Rail has also been a focus, chiefly the interurban electric rail system that connects LaPorte County to the Chicago market. This rail line has made it possible for residents to live lakeside and commute to and from Chicago each day as it takes less than an hour one way, effectively making Michigan City a commuter city.
Acknowledging the value of this asset, which is operated by South Shore and South Bend Railroad, the federal, state and county governments will be investing in double-tracking efforts which will double the impact it can have.
The same commitment to infrastructure investment can be found in the southern part of LaPorte County as well. In the City of LaPorte, between $100 and 120 million is being dedicated to the construction of a corridor connecting north and south. This is currently at the design phase. A major motivation is to eliminate congestion from the city core, which is inundated with truck traffic as a result of the growth in manufacturing.

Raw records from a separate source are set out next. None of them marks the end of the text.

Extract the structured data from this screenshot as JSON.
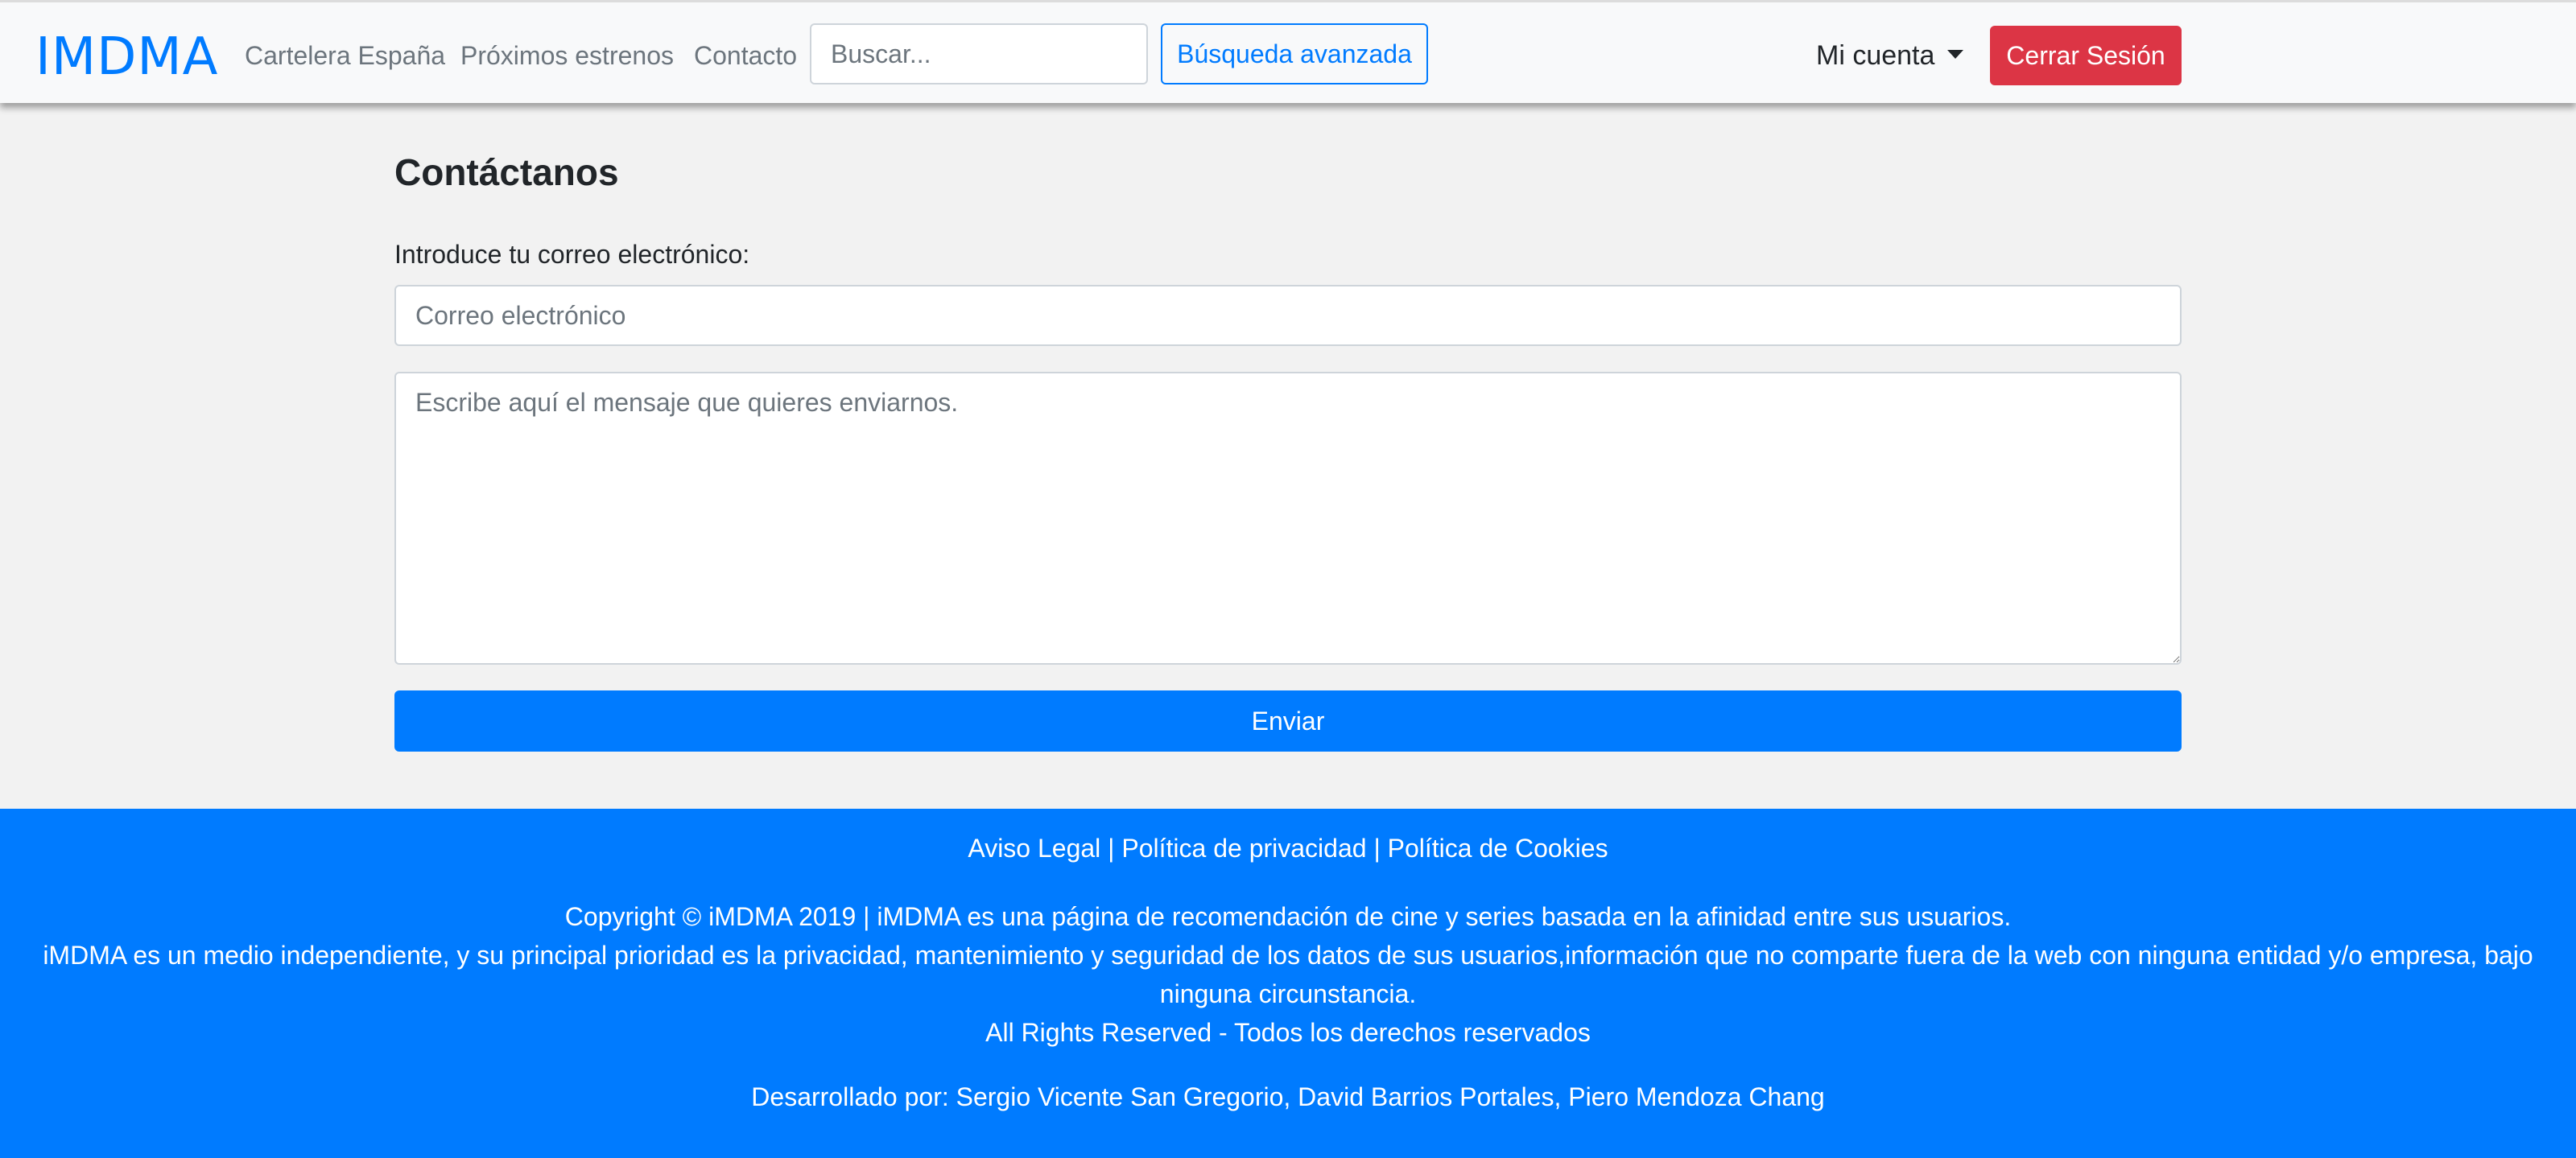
{
  "navbar": {
    "brand": "IMDMA",
    "links": [
      "Cartelera España",
      "Próximos estrenos",
      "Contacto"
    ],
    "search_placeholder": "Buscar...",
    "advanced_search_label": "Búsqueda avanzada",
    "account_label": "Mi cuenta",
    "logout_label": "Cerrar Sesión"
  },
  "main": {
    "title": "Contáctanos",
    "email_label": "Introduce tu correo electrónico:",
    "email_placeholder": "Correo electrónico",
    "message_placeholder": "Escribe aquí el mensaje que quieres enviarnos.",
    "submit_label": "Enviar"
  },
  "footer": {
    "links": [
      "Aviso Legal",
      "Política de privacidad",
      "Política de Cookies"
    ],
    "separator": "|",
    "copyright": "Copyright © iMDMA 2019 | iMDMA es una página de recomendación de cine y series basada en la afinidad entre sus usuarios.",
    "independent_line1": "iMDMA es un medio independiente, y su principal prioridad es la privacidad, mantenimiento y seguridad de los datos de sus usuarios,información que no comparte fuera de la web con ninguna entidad y/o empresa, bajo",
    "independent_line2": "ninguna circunstancia.",
    "rights": "All Rights Reserved - Todos los derechos reservados",
    "developers": "Desarrollado por: Sergio Vicente San Gregorio, David Barrios Portales, Piero Mendoza Chang"
  },
  "colors": {
    "primary": "#007bff",
    "danger": "#dc3545",
    "navbar_bg": "#f8f9fa",
    "page_bg": "#f2f2f2"
  }
}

The modernization plan will relieve congestion and heavy truck traffic from downtown LaPorte while supporting the movement of goods in and out of LaPorte County to the rest of the U.S. market.
Beyond infrastructure, LaPorte County has room to grow, and that room is being used strategically on all fronts. LaPorte County has approached housing methodically, taking stock of strengths and advantages in terms of infrastructure.
Call it home
Both Michigan City and LaPorte Chambers of Commerce are currently engaging a firm to conduct an analysis of available housing stock, and help them better allocate their housing resources, and ensure that what is created is a place that businesses, families and individuals can all call home, and live and grow there.
There is a subdivision under development, and over two-thousand acres of property that has been identified for potential growth. All the while, the county is resolutely respecting the agricultural lands and green spaces that make LaPorte a vibrant rural community with urban pockets of economic growth. LaPorte County wants to ensure that everyone in the county prospers from the economic potential being fulfilled.
From both an economic and community standpoint, LaPorte County continues to identify challenges, but also strengths; strategically and methodically improving all aspects of living and working in LaPorte County through collaboration and innovation.
With impressive buy-in from stakeholders county-wide, LaPorte County is paying homage to its own natural environment and the agricultural foundations of the community, while preparing the way for Manufacturing 4.0 to define the next era of growth and prosperity for all.
In its choices and the way it is modernizing to stay relevant and viable, LaPorte County should serve as a positive example for rural communities nationwide.